STORED DATA START
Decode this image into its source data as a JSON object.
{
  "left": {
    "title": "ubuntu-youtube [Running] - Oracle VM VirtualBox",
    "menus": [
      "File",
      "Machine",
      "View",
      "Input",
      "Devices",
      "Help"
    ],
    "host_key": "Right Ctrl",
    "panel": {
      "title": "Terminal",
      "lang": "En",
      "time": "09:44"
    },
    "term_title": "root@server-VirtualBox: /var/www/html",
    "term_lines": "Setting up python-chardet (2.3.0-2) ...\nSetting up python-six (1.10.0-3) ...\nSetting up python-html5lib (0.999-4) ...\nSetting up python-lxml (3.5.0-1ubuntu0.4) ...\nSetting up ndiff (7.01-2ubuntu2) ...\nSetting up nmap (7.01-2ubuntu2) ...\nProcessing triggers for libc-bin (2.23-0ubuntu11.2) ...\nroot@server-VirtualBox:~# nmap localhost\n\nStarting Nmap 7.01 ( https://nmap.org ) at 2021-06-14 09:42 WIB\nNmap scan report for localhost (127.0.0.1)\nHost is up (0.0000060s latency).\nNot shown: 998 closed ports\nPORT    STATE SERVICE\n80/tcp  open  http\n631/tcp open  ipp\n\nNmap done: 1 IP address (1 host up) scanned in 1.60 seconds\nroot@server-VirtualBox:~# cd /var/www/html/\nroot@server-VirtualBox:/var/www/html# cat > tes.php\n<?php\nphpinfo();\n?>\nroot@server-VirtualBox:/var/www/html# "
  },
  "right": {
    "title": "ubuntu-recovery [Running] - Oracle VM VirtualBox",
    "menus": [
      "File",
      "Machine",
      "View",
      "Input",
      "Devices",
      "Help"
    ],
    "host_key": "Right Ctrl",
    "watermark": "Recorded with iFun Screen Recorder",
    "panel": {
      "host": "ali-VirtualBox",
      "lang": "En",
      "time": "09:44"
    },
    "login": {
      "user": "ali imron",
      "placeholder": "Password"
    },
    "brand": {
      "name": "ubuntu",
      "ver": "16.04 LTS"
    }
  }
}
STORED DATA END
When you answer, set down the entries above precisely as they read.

| FINISHED TASK |
Decode this image into its source data as a JSON object.
{
  "left": {
    "title": "ubuntu-youtube [Running] - Oracle VM VirtualBox",
    "menus": [
      "File",
      "Machine",
      "View",
      "Input",
      "Devices",
      "Help"
    ],
    "host_key": "Right Ctrl",
    "panel": {
      "title": "Terminal",
      "lang": "En",
      "time": "09:44"
    },
    "term_title": "root@server-VirtualBox: /var/www/html",
    "term_lines": "Setting up python-chardet (2.3.0-2) ...\nSetting up python-six (1.10.0-3) ...\nSetting up python-html5lib (0.999-4) ...\nSetting up python-lxml (3.5.0-1ubuntu0.4) ...\nSetting up ndiff (7.01-2ubuntu2) ...\nSetting up nmap (7.01-2ubuntu2) ...\nProcessing triggers for libc-bin (2.23-0ubuntu11.2) ...\nroot@server-VirtualBox:~# nmap localhost\n\nStarting Nmap 7.01 ( https://nmap.org ) at 2021-06-14 09:42 WIB\nNmap scan report for localhost (127.0.0.1)\nHost is up (0.0000060s latency).\nNot shown: 998 closed ports\nPORT    STATE SERVICE\n80/tcp  open  http\n631/tcp open  ipp\n\nNmap done: 1 IP address (1 host up) scanned in 1.60 seconds\nroot@server-VirtualBox:~# cd /var/www/html/\nroot@server-VirtualBox:/var/www/html# cat > tes.php\n<?php\nphpinfo();\n?>\nroot@server-VirtualBox:/var/www/html# "
  },
  "right": {
    "title": "ubuntu-recovery [Running] - Oracle VM VirtualBox",
    "menus": [
      "File",
      "Machine",
      "View",
      "Input",
      "Devices",
      "Help"
    ],
    "host_key": "Right Ctrl",
    "watermark": "Recorded with iFun Screen Recorder",
    "panel": {
      "host": "ali-VirtualBox",
      "lang": "En",
      "time": "09:44"
    },
    "login": {
      "user": "ali imron",
      "placeholder": "Password"
    },
    "brand": {
      "name": "ubuntu",
      "ver": "16.04 LTS"
    }
  }
}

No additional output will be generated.